The Coast Guard has worked to mitigate capability gaps in the Arctic — communications, infrastructure and icebreaking — but has neglected to “systematically assess how the actions it takes in that area will affect those capability gaps,” a Government Accountability Office official told Congress on Wednesday.
Marie Mak, director of contracting and national security acquisitions at the GAO, told the House Homeland Security Subcommittee on Transportation and Maritime Security that since the issue was noted by her agency the Coast Guard “has been developing an implementation plan, which will provide the foundation for assessments of those capability gaps.”
The country’s only heavy icebreaker, the Polar Star, “is in dire condition” and on the last two missions “the crew had abnormally dealt with flooding and fires and creative ways to replace broken parts.”

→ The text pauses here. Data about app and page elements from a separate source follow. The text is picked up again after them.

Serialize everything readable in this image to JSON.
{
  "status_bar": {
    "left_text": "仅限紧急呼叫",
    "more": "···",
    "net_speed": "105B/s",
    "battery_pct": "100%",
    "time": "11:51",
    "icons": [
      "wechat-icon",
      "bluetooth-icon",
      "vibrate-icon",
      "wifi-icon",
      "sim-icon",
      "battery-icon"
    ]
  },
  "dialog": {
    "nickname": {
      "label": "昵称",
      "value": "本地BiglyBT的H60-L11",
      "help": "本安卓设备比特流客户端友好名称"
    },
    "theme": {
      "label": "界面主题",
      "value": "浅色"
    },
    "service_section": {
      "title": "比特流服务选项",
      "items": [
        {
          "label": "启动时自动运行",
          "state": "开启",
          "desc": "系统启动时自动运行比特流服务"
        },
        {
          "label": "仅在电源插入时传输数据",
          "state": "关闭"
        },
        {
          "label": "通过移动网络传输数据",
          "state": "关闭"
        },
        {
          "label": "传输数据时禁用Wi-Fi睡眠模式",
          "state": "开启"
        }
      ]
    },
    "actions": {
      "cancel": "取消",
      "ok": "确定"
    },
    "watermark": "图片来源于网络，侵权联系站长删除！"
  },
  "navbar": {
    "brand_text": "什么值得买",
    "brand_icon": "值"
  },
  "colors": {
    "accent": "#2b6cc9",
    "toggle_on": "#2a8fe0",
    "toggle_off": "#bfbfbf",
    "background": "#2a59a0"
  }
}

The Polar Security Cutter Program to replace the old ailing ship “did not start off with a sound business case,” she said, but at GAO urging the Coast Guard “has signaled a commitment to gaining key knowledge before proceeding.”
“For example, the program assessed its key technologies and is planning to revise the schedule to be more realistic. This program is still early in its lifecycle,” Mak said. “A key milestone and test of the Coast Guard’s commitment to a sound business case will be the start of construction on the lead ship, which is slated to begin next year.”
Vice Commandant Adm. Charles Ray noted of the Polar Security Cutter that “now that we’ve gotten started, we’ve got to get it right.”
“We’ve got a plan to extend her service life,” he said of the aging Polar Star. “We’ll start work on that so when she comes home in our summertime, their wintertime down in the South Pole, we’ll spend extra time in the yard, extra funds, to extend her service life” to make it to the anticipated 2024 finish date of the new icebreaker.
Ray told lawmakers that “the need for increasing Coast Guard presence” in the Arctic is driven by increased human traffic in the area led by China and Russia, which has the world’s largest icebreaker fleet.
“This ability to visibly project force coupled with the renewed interest in their infrastructure in the Arctic region and increase in military activities are indicative of this strategic significance they place on the region,” he said. Meanwhile, China is “working from the same playbook” it uses in its global influence campaign from Africa to South America. China has taken delivery of its first domestically built icebreaker, Xuelong 2, and will soon surpass the United States in icebreaker capability.
“If left unchecked, China and Russia’s behavior risk fracturing the tenuous stability in rules-based governance in the Arctic… leadership begins with presence and that’s a challenge,” Ray said. “Our nation’s icebreaker fleet is aging and we do not have the capacity to cover where we think we should be at the present time.”
“To continue to protect, we need the other assets up there to improve communication, maritime domain awareness, navigation,” he stressed. “I was up on the Cutter Healy north of the North Slope, about 60 miles and for almost a month this past summer, they say that up there they were without any communications other than an HF radio. I mean, they were literally off the grid.”
“A strong United States Coast Guard empowers the nation to lead in the Arctic and shape the region as a safe cooperative and prosperous domain,” Ray added.
Deputy Assistant Secretary of State for the Bureau of European and Eurasian Affairs Michael Murphy warned lawmakers that “we should expect the rapidly changing Arctic system to create greater incentives for Russia and the PRC to pursue Arctic agendas that clash with our interests.”
“Russia views the development of the Arctic region as critical to its economic future and Russia has legitimate Arctic interests. Within the Arctic Council, Russia has cooperated with the United States on issues including oil spill response and search-and-rescue. However, Russia’s restrictions on the freedom of navigation in the Northern Sea Route are inconsistent with international law,” he said, noting that the Arctic “provides Russian ships and submarines with access to a critical naval chokepoint — the GIUK [Greenland, Iceland, and the United Kingdom] gap that plays an outsized role in NATO’s defense and deterrence strategy.”
“Underwater transatlantic cables also run through this area. In short, NATO’s Northern flank must once again command the attention of the United States and its allies.”
China “plans to develop a Polar Silk Road” as it has declared itself a “near-Arctic state” and “signaled an intention to play a role in Arctic governance.”
“This is disconcerting given PRC behavior outside the Arctic where it often disregards international norms,” Murphy said. “The PRC is seeking greater influence in the Arctic by trying to grow its economic, diplomatic and scientific presence. Over the past several years, the PRC has secured mining licenses from mineral deposits throughout the region including uranium and other rare-earth minerals.”
Ray stressed that this changing dynamic underscores the Coast Guard’s capability needs. “Do we need to be there this winter? Probably not,” he said. “But if you look at the way it’s trending, we need to have the capability to operate up there all year round.”